The FDA this week announced that sitagliptin, an ingredient contained in the type 2 diabetes drugs Januvia and Janumet, may be linked to an increased risk of pancreatitis. According to the agency, 88 cases of acute pancreatitis with people taking Januvia and Janumet were reported to the FDA’s Adverse Event Reporting System between October 2006 and February 2009.

Because acute pancreatitis is associated with considerable morbidity and mortality, and early recognition is important in reducing adverse health outcomes, the FDA is making revisions to the Januvia and Janumet prescribing information to alert patients and healthcare professionals to this potentially serious side effect.

Merck, the company that markets Januvia and Janumet, claims its data shows no increased risk of pancreatitis from Januvia and Janumet. “Merck has thoroughly reviewed the safety data for sitagliptin, and sitagliptin was not associated with an increase in the incidence of pancreatitis in preclinical studies or in clinical trials of up to two years in duration with more than 6,000 patients,” Senior VP Dr. John Amatruda said in a statement. “Merck has also carefully reviewed post marketing adverse experience reports, and Merck believes these data do not demonstrate that a causal relationship exists between sitagliptin and pancreatitis.”

But this isn’t the first time the FDA has found a potential link between a new-line diabetes drug and pancreatitis.
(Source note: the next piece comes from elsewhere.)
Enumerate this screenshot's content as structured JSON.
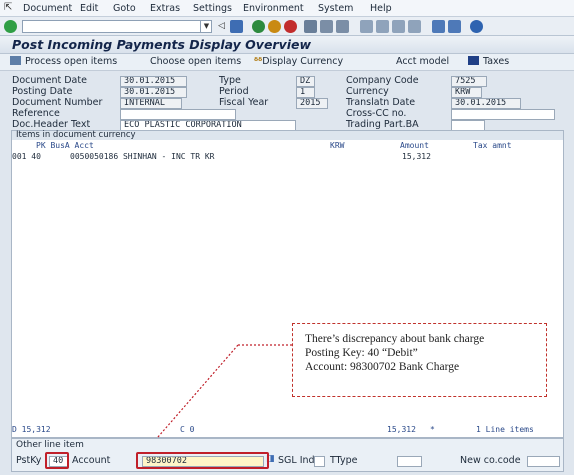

Not long ago, Byetta also found itself under FDA scrutiny after reports of pancreatitis, including several deaths, were made to the agency. Since then, around 110 plaintiffs have sued Byetta’s makers, Eli Lilly and Amylin Pharmaceuticals, for injuries allegedly caused by the drug.

Symptoms of Januvia & Janumet Pancreatitis
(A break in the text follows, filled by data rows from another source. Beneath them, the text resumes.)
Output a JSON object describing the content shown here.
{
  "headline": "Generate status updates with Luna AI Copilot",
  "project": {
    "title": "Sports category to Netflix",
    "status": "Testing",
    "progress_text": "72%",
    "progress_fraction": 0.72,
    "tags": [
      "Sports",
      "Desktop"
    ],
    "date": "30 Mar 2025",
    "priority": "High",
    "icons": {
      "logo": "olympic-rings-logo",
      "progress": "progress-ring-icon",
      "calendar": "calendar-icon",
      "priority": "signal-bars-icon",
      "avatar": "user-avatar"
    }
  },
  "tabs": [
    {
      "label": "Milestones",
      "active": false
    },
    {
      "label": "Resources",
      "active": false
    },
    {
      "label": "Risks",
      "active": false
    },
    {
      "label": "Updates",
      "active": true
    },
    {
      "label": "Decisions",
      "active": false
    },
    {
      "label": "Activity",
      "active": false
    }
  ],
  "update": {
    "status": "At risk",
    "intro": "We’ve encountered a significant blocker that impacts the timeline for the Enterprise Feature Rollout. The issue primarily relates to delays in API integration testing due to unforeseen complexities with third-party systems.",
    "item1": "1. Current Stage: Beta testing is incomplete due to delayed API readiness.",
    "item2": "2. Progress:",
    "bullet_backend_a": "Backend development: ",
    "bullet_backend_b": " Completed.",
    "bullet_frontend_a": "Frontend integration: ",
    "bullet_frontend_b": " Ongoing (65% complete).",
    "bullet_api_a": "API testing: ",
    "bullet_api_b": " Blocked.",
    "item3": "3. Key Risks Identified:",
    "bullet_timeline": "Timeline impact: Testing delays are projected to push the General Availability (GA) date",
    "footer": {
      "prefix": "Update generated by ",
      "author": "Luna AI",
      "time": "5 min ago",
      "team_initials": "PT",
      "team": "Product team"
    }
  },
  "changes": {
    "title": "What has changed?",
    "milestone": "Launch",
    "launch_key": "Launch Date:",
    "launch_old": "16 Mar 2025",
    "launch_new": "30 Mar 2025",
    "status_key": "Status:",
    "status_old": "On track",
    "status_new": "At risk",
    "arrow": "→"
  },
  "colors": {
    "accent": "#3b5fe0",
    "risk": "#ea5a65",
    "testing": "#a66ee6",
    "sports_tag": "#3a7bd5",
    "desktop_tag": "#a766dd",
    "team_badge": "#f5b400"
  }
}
While the FDA says that patients should not stop taking Januvia or Janumet without first speaking to a doctor, the agency recommends that patients pay close attention for any signs or symptoms of pancreatitis. Januvia side effects and Janumet side effects that may be associated with the development of pancreatitis include nausea, vomiting, anorexia, and persistent severe abdominal pain, sometimes radiating to the back. Patients who experience any of these side effects while taking Januvia or Janumet should contact a medical professional immediately
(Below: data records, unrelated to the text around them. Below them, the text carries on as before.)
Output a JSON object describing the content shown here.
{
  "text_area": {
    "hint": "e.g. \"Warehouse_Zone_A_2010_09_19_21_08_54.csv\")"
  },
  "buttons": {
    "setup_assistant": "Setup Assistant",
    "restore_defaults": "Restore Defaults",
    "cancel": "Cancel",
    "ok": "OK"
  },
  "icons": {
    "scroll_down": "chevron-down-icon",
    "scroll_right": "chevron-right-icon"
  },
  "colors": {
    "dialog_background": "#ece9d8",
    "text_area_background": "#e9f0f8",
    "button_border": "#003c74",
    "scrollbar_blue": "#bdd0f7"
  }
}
Januvia & Janumet Lawsuit Information

If you or a loved one has experienced Januvia pancreatitis or Janumet pancreatitis, you may be entitled to compensation for your medical bills, lost wages and other injuries. For information about filing a Januvia lawsuit or Janumet lawsuit, contact one of Bernstein Liebhard’s skilled trial attorneys for a free and confidential case evaluation.

Published November 17, 2011 by